- Big Brother: free (for non-commercial use) "little brother" of the more robust Big Brother Professional Edition, displays information about the status of your systems via a web page or WML pages for WAP-enabled devices, with a sophisticated notification feature.
- WaveXMonX: Easy to install, examines event logs, backups, disk space, CPU, memory, services, newly added or removed applications. When a problem is detected, the software queries the WaveX database and emails a notification. Works with NT4, Windows 2000, Server 2003 and SBS 2000/2003. You can download a free version on the site.
- ManageEngineOpManager: monitors CPU, memory, disk space, event logs and services, firewall and UPS, switch and printers, URL monitoring, WAN link, application monitoring for Oracle, MS SQL, Exchange, Lotus Notes. Supports email and SMS notification. Free version allows you to monitor and manage up to 20 network devices. More info at Commercial monitoring solutions
- In addition to all the free monitoring programs out there, you can find even more commercial software packages with prices and features to fit the budget of almost any business. Some well suited for small and medium businesses include:
- Servers Alive: works on Windows 2000, XP and Server 2003, features monitoring of popular services (TCP/UDP, DNS, web services, databases), SNMP support, ability to write custom checks. Standard edition costs $139, free add-ons are available for applications such as MySQL, Lotus Notes/Domino database, SMTP2/POP3 and others. Free evaluation with no time limit.
- Power Admin Server Monitor Pro: includes disk space monitor, web page monitor, event log monitor, ping monitor, log file monitor, file and directory monitor, mail server monitor, performance monitor, service monitor, and more. Can send alerts to mail boxes, mobile phones and devices, pagers. Can start applications, start or stop services, reboot the server, and execute scripts. Pro site license (unlimited use at a site) costs $699, or $299 for five monitored servers.

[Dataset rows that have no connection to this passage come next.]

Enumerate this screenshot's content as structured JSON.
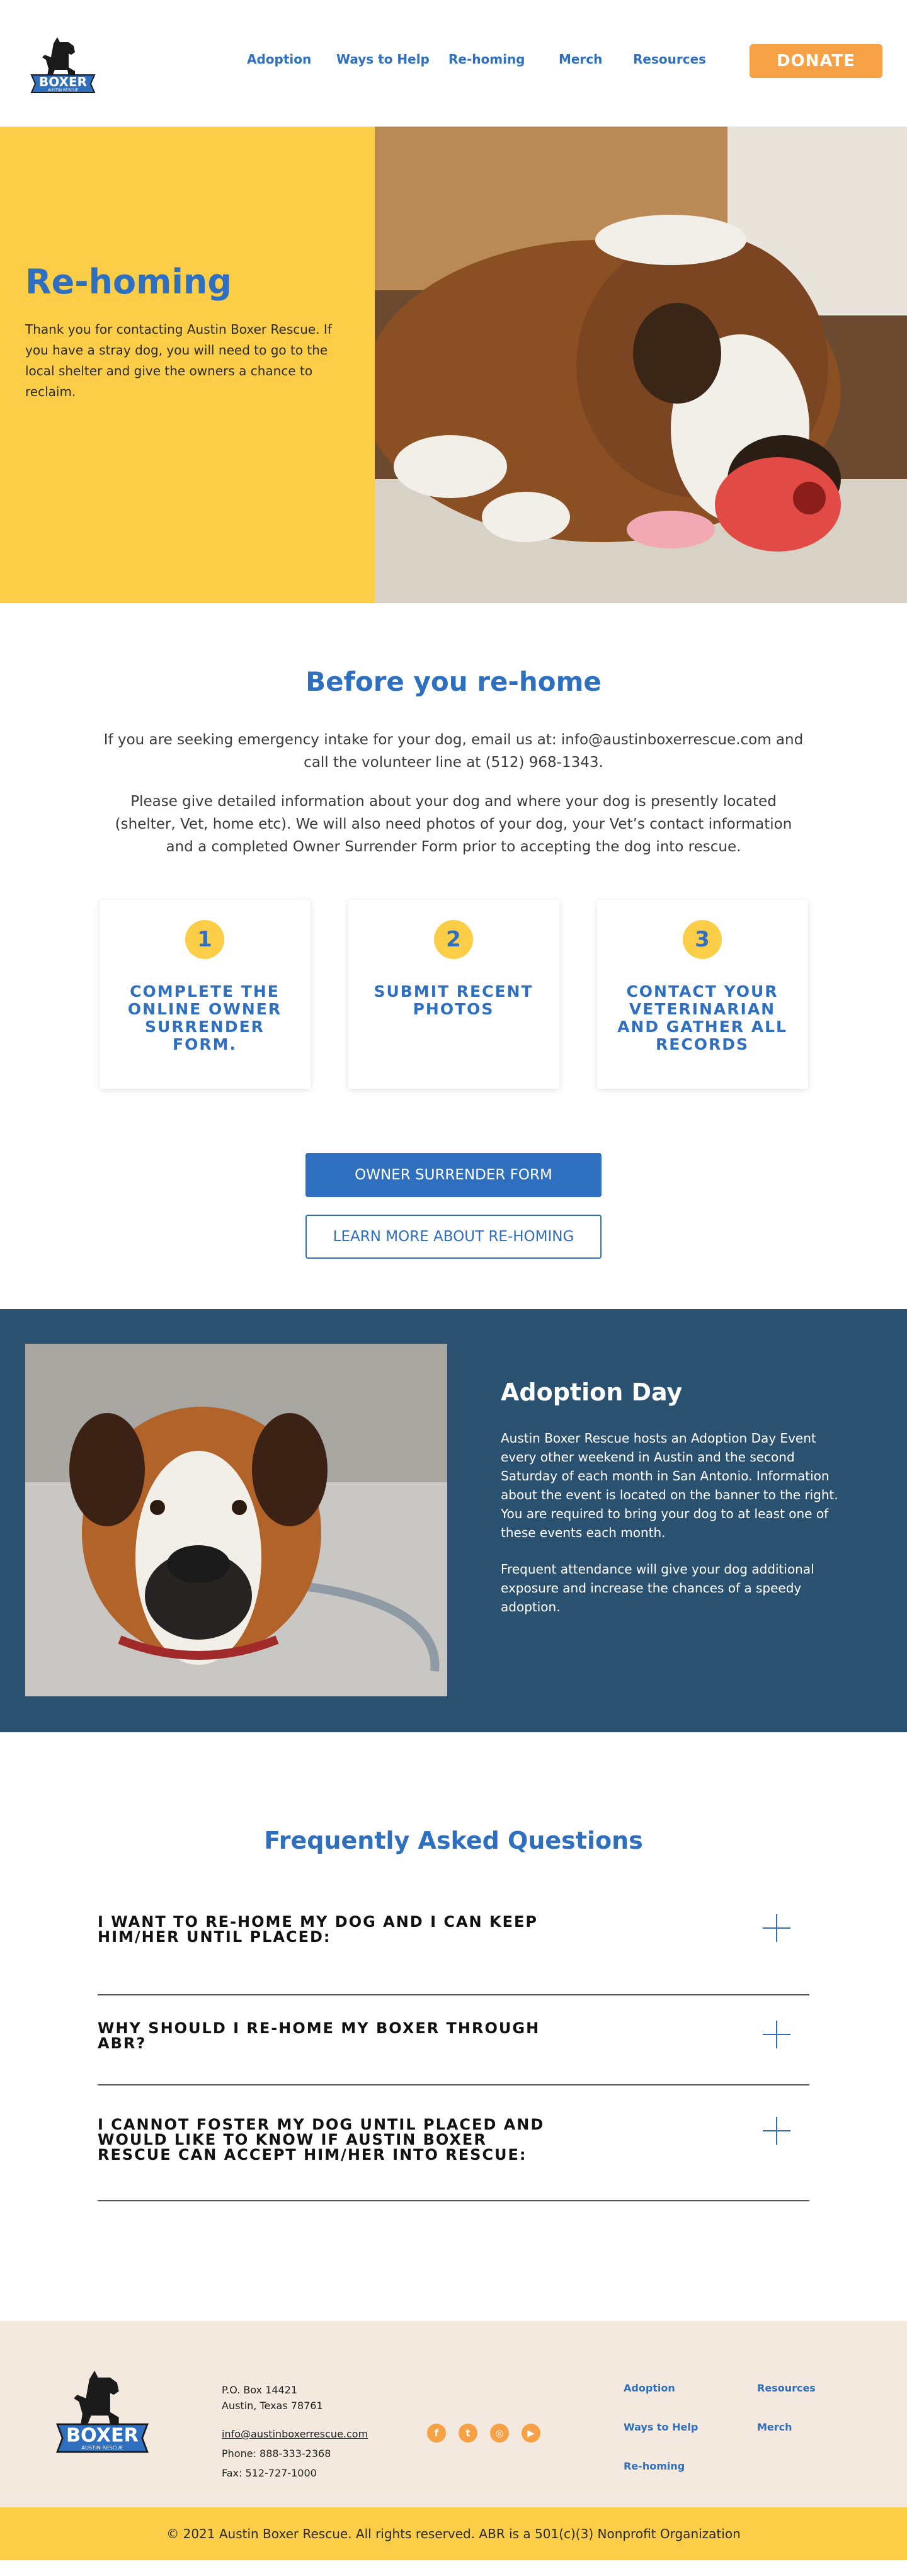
{
  "brand": {
    "logo_word": "BOXER",
    "logo_sub": "AUSTIN RESCUE",
    "accent": "#2f6fbf",
    "yellow": "#fccd47",
    "orange": "#f7a146",
    "navy": "#2b5171"
  },
  "nav": {
    "items": [
      "Adoption",
      "Ways to Help",
      "Re-homing",
      "Merch",
      "Resources"
    ],
    "donate": "DONATE"
  },
  "hero": {
    "title": "Re-homing",
    "text": "Thank you for contacting Austin Boxer Rescue. If you have a stray dog, you will need to go to the local shelter and give the owners a chance to reclaim."
  },
  "before": {
    "title": "Before you re-home",
    "p1": "If you are seeking emergency intake for your dog, email us at: info@austinboxerrescue.com and call the volunteer line at (512) 968-1343.",
    "p2": "Please give detailed information about your dog and where your dog is presently located (shelter, Vet, home etc). We will also need photos of your dog, your Vet’s contact information and a completed Owner Surrender Form prior to accepting the dog into rescue.",
    "steps": [
      {
        "num": "1",
        "text": "COMPLETE THE ONLINE OWNER SURRENDER FORM."
      },
      {
        "num": "2",
        "text": "SUBMIT RECENT PHOTOS"
      },
      {
        "num": "3",
        "text": "CONTACT YOUR VETERINARIAN AND GATHER ALL RECORDS"
      }
    ],
    "btn_primary": "OWNER SURRENDER FORM",
    "btn_secondary": "LEARN MORE ABOUT RE-HOMING"
  },
  "adoption_day": {
    "title": "Adoption Day",
    "p1": "Austin Boxer Rescue hosts an Adoption Day Event every other weekend in Austin and the second Saturday of each month in San Antonio. Information about the event is located on the banner to the right. You are required to bring your dog to at least one of these events each month.",
    "p2": "Frequent attendance will give your dog additional exposure and increase the chances of a speedy adoption."
  },
  "faq": {
    "title": "Frequently Asked Questions",
    "items": [
      "I WANT TO RE-HOME MY DOG AND I CAN KEEP HIM/HER UNTIL PLACED:",
      "WHY SHOULD I RE-HOME MY BOXER THROUGH ABR?",
      "I CANNOT FOSTER MY DOG UNTIL PLACED AND WOULD LIKE TO KNOW IF AUSTIN BOXER RESCUE CAN ACCEPT HIM/HER INTO RESCUE:"
    ]
  },
  "footer": {
    "po_box": "P.O. Box 14421",
    "city": "Austin, Texas 78761",
    "email": "info@austinboxerrescue.com",
    "phone": "Phone: 888-333-2368",
    "fax": "Fax: 512-727-1000",
    "social": [
      "facebook-icon",
      "twitter-icon",
      "instagram-icon",
      "youtube-icon"
    ],
    "links": {
      "adoption": "Adoption",
      "resources": "Resources",
      "ways": "Ways to Help",
      "merch": "Merch",
      "rehoming": "Re-homing"
    },
    "copyright": "© 2021 Austin Boxer Rescue. All rights reserved. ABR is a 501(c)(3) Nonprofit Organization"
  }
}
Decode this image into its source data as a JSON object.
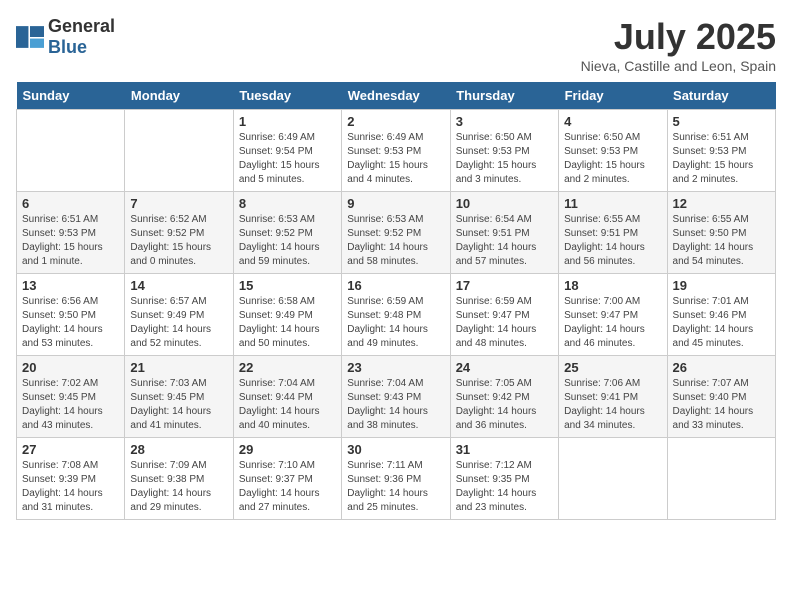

Some examples of enterprise level monitoring tools include:
- GFI Network Server Monitor: monitors important services such as Exchange, IIS, SQL, terminal services as well as Linux servers. Can restart services or reboot the server, or run a script or batch job when a failure is detected and provides alerts via email, pager or SMS. Costs $750 for up to 25 IPs.
- NimBUS: server monitoring for Windows, Linux, UNIX, Netware and AS400 from a centralized console; supports compliance reporting, notification options, can support up to thousands of servers.
- Tembria Enterprise Edition: Includes 35 core event monitors, graphs and trend data, customizable dashboards and web based reports. Monitors Windows servers and workstations as well as Linux and network devices (e.g., switches). Agentless and easy to use. Costs $995 (base price) for unlimited number of network devices.
Debra Littlejohn Shinder, MCSE, MVP is a technology consultant, trainer, and writer who has authored a number of books on computer operating systems, networking, and security. Deb is a tech editor, developmental editor, and contributor to over 20 additional books on subjects such as the Windows 2000 and Windows 2003 MCSE exams, CompTIA Security+ exam, and TruSecure's ICSA certification.